This November, I’m going to be attempting to fully complete Nancy Stohlman’s FLASHNANO, a monthlong challenge to write a piece of flash fiction every day of the month. This is sort of an alternative approach to NaNoWriMo, which challenges people to turn out a 50,000+ word novel during the month of November.
I’m already pretty busy with writing and basically never write fiction, so this will be a challenge and a stretch, but a challenge and a stretch that I believe I will benefit from.
I can’t claim to expect any of it to be any good, but it’s something that I am confident will help me improve as a writer, and hopefully should be pretty fun, at least some of the time.
And with that, Day 1:
Prompt: Write a story that takes place in the dark
She smelled like soap and her the sweet-smelling perfume he remembered, the aroma now seeming slightly juvenile for her age, but still fit her spirit.
Everyone in the party was in their thirties, but it had somehow morphed into something targeted at resurrecting all the awkwardness and mortification of junior high school, the justifiable embarrassment of it all held at bay with alcohol.
They played spin the bottle. Truth or dare. And now, seven minutes in heaven.
They had been in this situation before, twenty years back in time. They had both been too nervous to manage anything more than a fumbling, dry kiss on chapped lips back then, their physical proximity forced by being in Mindy’s dad’s coat closet, which was still full of coats.
Now it was the walk-in closet in Mindy’s new condo, so there was more space, at least. Even so, the atmosphere was just as overstuffed with the clumsy residual attraction of leftover adolescent crushes, now with a couple of decades worth of self-awareness somehow amplifying the adolescent awkwardness such that it transcended space and time to fill both of them with equal parts butterflies and regret.
In the intervening years, they’d both married and divorced and found themselves again drifting, when most of their friends seemed to consider the shape and course of their lives more or less a settled matter.
They laid silently on the floor, side by side and staring straight up into the featureless darkness, the new carpet springy and itchy under their bare arms and legs. It was hot outside, but the central air made the walk-in closet more like a walk-in freezer.
And who air-conditions a closet? Mindy, apparently.
He cleared his throat to speak, but had nothing to say. She slid her hand over and grasped his gently, warmly. He’d held that hand before, in what seemed like a different lifetime, enough so that it could have been someone else’s memory.
Her hand seemed surprisingly small, until he remembered that the last time he had held it, he’d been more than 30cm shorter and built like a faint pencil drawing of a twig.

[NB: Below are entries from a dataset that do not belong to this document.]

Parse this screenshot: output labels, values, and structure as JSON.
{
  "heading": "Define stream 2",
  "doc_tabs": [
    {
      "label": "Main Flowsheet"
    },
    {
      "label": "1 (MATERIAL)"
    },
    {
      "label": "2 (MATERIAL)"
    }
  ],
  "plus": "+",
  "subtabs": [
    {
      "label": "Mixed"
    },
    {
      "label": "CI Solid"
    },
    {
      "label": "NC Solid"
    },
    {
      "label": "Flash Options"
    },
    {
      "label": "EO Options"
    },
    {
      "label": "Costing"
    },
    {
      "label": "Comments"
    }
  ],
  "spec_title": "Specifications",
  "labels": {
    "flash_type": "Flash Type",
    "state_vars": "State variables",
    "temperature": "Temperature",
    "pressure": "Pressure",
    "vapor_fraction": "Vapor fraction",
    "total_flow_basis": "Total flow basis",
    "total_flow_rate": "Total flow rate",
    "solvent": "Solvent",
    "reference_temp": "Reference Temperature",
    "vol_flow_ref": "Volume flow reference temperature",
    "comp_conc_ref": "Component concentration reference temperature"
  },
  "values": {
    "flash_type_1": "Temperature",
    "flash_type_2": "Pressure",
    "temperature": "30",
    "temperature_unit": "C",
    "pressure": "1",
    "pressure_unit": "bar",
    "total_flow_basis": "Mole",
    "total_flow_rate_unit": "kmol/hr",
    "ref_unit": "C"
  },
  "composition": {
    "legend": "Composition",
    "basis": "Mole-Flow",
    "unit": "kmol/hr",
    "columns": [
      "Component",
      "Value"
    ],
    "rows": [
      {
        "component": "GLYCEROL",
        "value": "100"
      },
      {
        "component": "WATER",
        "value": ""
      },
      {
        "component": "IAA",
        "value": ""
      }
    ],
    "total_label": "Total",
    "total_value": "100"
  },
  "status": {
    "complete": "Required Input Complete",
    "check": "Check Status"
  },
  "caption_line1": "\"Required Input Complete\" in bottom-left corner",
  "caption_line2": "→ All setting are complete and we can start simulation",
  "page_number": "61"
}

She spoke, suddenly.
“I think they forgot about us in here. It’s been a while, hasn’t it?”
“Yeah, I think you’re right. Maybe it’s OK, though. It’s quiet in here. It’s nicer than out there. They never stop talking, do they?”
“Not really, no.”
More quiet. She squeezed his hand.
He didn’t know what to say next, but spoke anyway.
“That party. In eighth grade. I’d never kissed anyone before that.”
“I hadn’t either. Oh god, we were so fucking awkward then.”
“I’m glad that’s all resolved now, aren’t you? The awkwardness. We’re doing so much better now.”
They laughed together and sighed, the tension dissipating. For a little while, they just held hands there, quietly in the darkness.
She rolled over on her side and came close. Eyes open, but unable to see each other, she tried to kiss him and missed, her lips landing on his left cheekbone, just below his eye.
More laughter, briefly, before the second attempt hit its mark. The sort of kiss both of them had hoped for back then but could not achieve, lacking both the courage to go for it and the necessary experience to know what to do.
There are advantages to getting older.
She laid partially across his torso, head on his chest, the top of her head just under his chin. They held each other, contentedly, enjoying both the physical warmth and the human contact that both had gone so long without.
“Let’s just say like this for a while.”
And they did, happily forgotten by the party continuing on without them downstairs.